_Aim of the exercise_
Check each line of the material for "Editor" and report how many lines have it, with nothing added.

[Extracted entries]

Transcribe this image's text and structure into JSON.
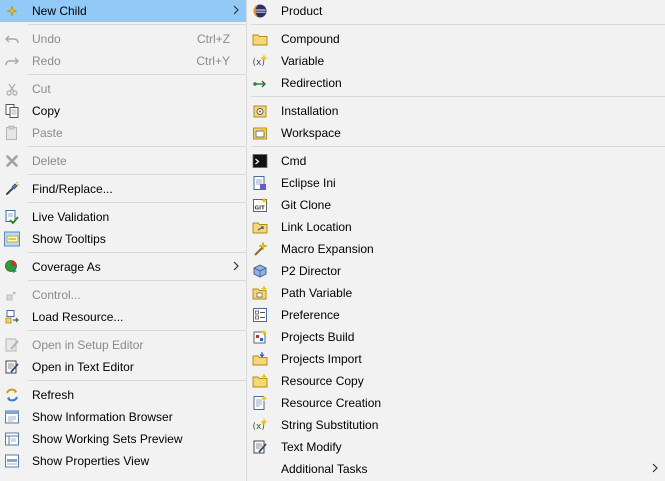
{
  "main_menu": {
    "new_child": "New Child",
    "undo": "Undo",
    "undo_shortcut": "Ctrl+Z",
    "redo": "Redo",
    "redo_shortcut": "Ctrl+Y",
    "cut": "Cut",
    "copy": "Copy",
    "paste": "Paste",
    "delete": "Delete",
    "find_replace": "Find/Replace...",
    "live_validation": "Live Validation",
    "show_tooltips": "Show Tooltips",
    "coverage_as": "Coverage As",
    "control": "Control...",
    "load_resource": "Load Resource...",
    "open_setup_editor": "Open in Setup Editor",
    "open_text_editor": "Open in Text Editor",
    "refresh": "Refresh",
    "show_info_browser": "Show Information Browser",
    "show_working_sets": "Show Working Sets Preview",
    "show_properties": "Show Properties View"
  },
  "sub_menu": {
    "product": "Product",
    "compound": "Compound",
    "variable": "Variable",
    "redirection": "Redirection",
    "installation": "Installation",
    "workspace": "Workspace",
    "cmd": "Cmd",
    "eclipse_ini": "Eclipse Ini",
    "git_clone": "Git Clone",
    "link_location": "Link Location",
    "macro_expansion": "Macro Expansion",
    "p2_director": "P2 Director",
    "path_variable": "Path Variable",
    "preference": "Preference",
    "projects_build": "Projects Build",
    "projects_import": "Projects Import",
    "resource_copy": "Resource Copy",
    "resource_creation": "Resource Creation",
    "string_substitution": "String Substitution",
    "text_modify": "Text Modify",
    "additional_tasks": "Additional Tasks"
  },
  "colors": {
    "highlight": "#91c9f7",
    "disabled_text": "#8a8a8a",
    "menu_background": "#f2f2f2"
  }
}
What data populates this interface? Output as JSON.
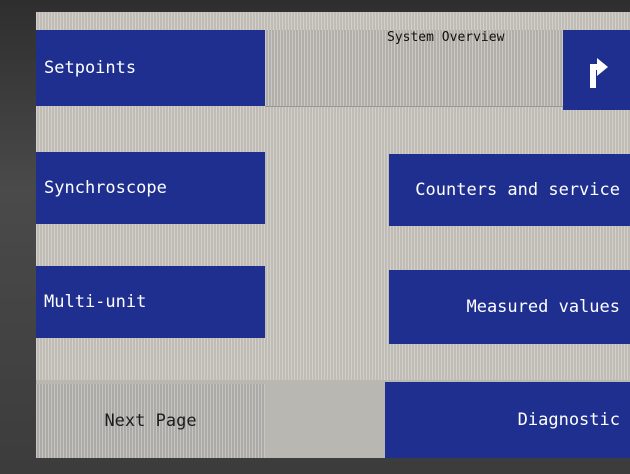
{
  "header": {
    "title": "System Overview",
    "up_icon": "arrow-up-right-icon"
  },
  "menu": {
    "setpoints": "Setpoints",
    "synchroscope": "Synchroscope",
    "multi_unit": "Multi-unit",
    "counters_and_service": "Counters and service",
    "measured_values": "Measured values",
    "next_page": "Next Page",
    "diagnostic": "Diagnostic"
  },
  "colors": {
    "button_blue": "#1f2f8f",
    "screen_bg": "#c9c6c0",
    "text_on_blue": "#ffffff"
  }
}
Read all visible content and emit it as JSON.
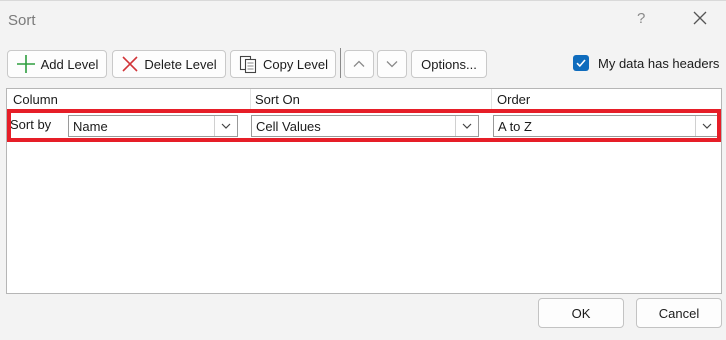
{
  "window": {
    "title": "Sort",
    "help": "?"
  },
  "toolbar": {
    "add_level": "Add Level",
    "delete_level": "Delete Level",
    "copy_level": "Copy Level",
    "options": "Options...",
    "move_up_icon": "chevron-up-icon",
    "move_down_icon": "chevron-down-icon"
  },
  "headers_checkbox": {
    "label": "My data has headers",
    "checked": true
  },
  "grid": {
    "columns": [
      "Column",
      "Sort On",
      "Order"
    ],
    "rows": [
      {
        "label": "Sort by",
        "column": "Name",
        "sort_on": "Cell Values",
        "order": "A to Z"
      }
    ]
  },
  "footer": {
    "ok": "OK",
    "cancel": "Cancel"
  },
  "colors": {
    "accent": "#0f6cbd",
    "highlight": "#e61e28",
    "add_icon": "#2e9e3e",
    "delete_icon": "#d13438"
  }
}
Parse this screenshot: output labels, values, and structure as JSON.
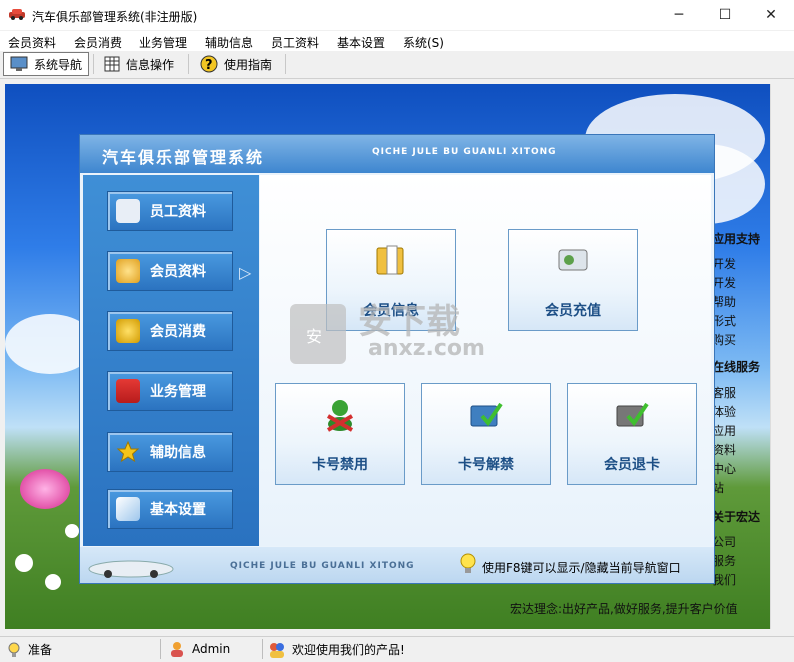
{
  "window": {
    "title": "汽车俱乐部管理系统(非注册版)",
    "btn_min": "─",
    "btn_max": "☐",
    "btn_close": "✕"
  },
  "menu": [
    "会员资料",
    "会员消费",
    "业务管理",
    "辅助信息",
    "员工资料",
    "基本设置",
    "系统(S)"
  ],
  "toolbar": [
    "系统导航",
    "信息操作",
    "使用指南"
  ],
  "toolbar_icons": [
    "monitor-icon",
    "grid-icon",
    "help-icon"
  ],
  "panel": {
    "title": "汽车俱乐部管理系统",
    "title_en": "QICHE JULE BU GUANLI XITONG",
    "footer_en": "QICHE JULE BU GUANLI XITONG",
    "tip": "使用F8键可以显示/隐藏当前导航窗口"
  },
  "nav": [
    "员工资料",
    "会员资料",
    "会员消费",
    "业务管理",
    "辅助信息",
    "基本设置"
  ],
  "nav_icons": [
    "staff-icon",
    "member-icon",
    "coins-icon",
    "monitor-icon",
    "star-icon",
    "settings-icon"
  ],
  "cards": [
    "会员信息",
    "会员充值",
    "卡号禁用",
    "卡号解禁",
    "会员退卡"
  ],
  "card_icons": [
    "folder-icon",
    "recharge-icon",
    "ban-icon",
    "unban-icon",
    "refund-icon"
  ],
  "right_list": [
    "应用支持",
    "开发",
    "开发",
    "帮助",
    "形式",
    "购买",
    "在线服务",
    "客服",
    "体验",
    "应用",
    "资料",
    "中心",
    "站",
    "关于宏达",
    "公司",
    "服务",
    "我们"
  ],
  "slogan": "宏达理念:出好产品,做好服务,提升客户价值",
  "watermark": {
    "cn": "安下载",
    "en": "anxz.com"
  },
  "status": {
    "ready": "准备",
    "user": "Admin",
    "welcome": "欢迎使用我们的产品!"
  },
  "colors": {
    "accent": "#3e86cf",
    "card_text": "#1d4f86"
  }
}
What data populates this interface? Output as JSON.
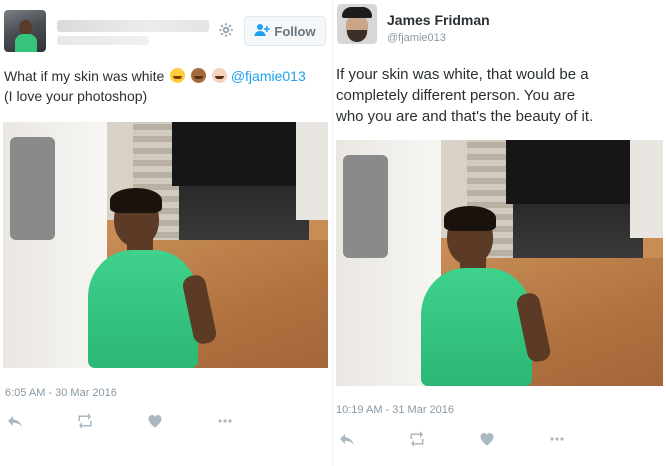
{
  "left_tweet": {
    "follow_label": "Follow",
    "text_line1": "What if my skin was white",
    "mention": "@fjamie013",
    "text_line2": "(I love your photoshop)",
    "emojis": [
      "laughing-face-emoji",
      "dark-skin-face-emoji",
      "light-skin-face-emoji"
    ],
    "timestamp": "6:05 AM - 30 Mar 2016"
  },
  "right_tweet": {
    "name": "James Fridman",
    "handle": "@fjamie013",
    "text_lines": [
      "If your skin was white, that would be a",
      "completely different person. You are",
      "who you are and that's the beauty of it."
    ],
    "timestamp": "10:19 AM - 31 Mar 2016"
  },
  "icons": {
    "settings": "gear-icon",
    "follow": "add-user-icon",
    "reply": "reply-icon",
    "retweet": "retweet-icon",
    "like": "heart-icon",
    "more": "more-icon"
  },
  "colors": {
    "link": "#1da1f2",
    "meta": "#8899a6",
    "action": "#aab8c2"
  }
}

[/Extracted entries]

_Exercise answer_
2